▶ _ABOUT THIS EXERCISE_
The lines of the records that include "true" should all be copied.
□ □ □
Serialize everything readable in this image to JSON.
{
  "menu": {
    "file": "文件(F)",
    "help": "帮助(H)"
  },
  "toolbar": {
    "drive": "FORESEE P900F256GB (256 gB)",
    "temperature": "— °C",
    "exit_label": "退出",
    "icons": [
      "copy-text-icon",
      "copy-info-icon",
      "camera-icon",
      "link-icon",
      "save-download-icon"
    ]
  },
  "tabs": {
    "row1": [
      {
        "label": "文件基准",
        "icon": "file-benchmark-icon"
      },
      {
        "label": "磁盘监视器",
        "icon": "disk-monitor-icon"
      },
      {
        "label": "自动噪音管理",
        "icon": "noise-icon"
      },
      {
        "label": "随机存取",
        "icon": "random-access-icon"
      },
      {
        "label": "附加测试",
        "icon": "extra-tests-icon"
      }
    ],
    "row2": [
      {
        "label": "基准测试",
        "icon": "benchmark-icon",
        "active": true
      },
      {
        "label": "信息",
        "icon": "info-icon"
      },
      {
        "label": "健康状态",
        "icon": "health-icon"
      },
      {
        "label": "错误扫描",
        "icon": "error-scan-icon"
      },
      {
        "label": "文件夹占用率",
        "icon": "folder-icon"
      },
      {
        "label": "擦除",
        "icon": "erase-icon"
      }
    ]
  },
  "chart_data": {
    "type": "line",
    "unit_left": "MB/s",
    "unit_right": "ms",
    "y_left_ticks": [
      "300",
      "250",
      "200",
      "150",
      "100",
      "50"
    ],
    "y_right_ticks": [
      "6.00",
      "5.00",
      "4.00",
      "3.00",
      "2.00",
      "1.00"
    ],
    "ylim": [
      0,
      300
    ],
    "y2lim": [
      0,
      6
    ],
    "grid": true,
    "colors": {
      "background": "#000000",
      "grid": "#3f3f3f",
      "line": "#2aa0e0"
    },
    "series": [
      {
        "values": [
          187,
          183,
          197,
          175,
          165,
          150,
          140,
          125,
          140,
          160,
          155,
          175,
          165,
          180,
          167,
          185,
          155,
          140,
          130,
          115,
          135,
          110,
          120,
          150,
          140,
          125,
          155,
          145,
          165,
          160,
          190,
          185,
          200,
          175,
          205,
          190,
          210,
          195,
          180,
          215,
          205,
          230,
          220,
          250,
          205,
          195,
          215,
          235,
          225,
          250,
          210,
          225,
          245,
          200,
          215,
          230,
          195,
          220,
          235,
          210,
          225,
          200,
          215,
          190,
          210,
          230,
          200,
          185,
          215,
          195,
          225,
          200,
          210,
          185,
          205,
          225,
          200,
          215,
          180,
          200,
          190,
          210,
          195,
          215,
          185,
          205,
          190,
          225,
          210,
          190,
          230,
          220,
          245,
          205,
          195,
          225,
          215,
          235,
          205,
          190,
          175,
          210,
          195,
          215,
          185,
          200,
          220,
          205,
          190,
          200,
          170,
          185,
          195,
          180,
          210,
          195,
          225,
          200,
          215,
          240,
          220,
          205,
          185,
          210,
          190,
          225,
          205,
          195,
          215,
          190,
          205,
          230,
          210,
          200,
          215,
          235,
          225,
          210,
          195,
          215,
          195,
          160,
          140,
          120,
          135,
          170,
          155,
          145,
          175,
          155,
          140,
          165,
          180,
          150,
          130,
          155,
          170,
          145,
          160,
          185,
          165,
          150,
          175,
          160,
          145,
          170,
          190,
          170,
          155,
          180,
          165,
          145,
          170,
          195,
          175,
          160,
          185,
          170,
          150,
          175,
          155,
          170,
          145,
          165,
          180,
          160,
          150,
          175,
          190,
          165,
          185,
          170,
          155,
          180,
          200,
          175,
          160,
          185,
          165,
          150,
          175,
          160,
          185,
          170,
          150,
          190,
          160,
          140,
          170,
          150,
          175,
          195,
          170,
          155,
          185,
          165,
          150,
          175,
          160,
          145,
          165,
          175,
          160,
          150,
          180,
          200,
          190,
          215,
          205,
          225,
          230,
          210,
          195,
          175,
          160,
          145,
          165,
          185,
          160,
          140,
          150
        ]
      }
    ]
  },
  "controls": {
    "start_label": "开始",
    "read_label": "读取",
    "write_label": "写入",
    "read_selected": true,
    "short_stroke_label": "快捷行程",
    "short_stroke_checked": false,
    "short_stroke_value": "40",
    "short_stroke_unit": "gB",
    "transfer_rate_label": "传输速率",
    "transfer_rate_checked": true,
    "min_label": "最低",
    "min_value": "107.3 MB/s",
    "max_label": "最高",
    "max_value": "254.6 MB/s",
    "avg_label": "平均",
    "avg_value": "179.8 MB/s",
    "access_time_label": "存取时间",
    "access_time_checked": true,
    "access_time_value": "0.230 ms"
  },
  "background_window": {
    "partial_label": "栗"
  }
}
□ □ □
▶ _PROBLEM SOLUTION_
        "active": true
    "grid": true,
    "read_selected": true,
    "transfer_rate_checked": true,
    "access_time_checked": true,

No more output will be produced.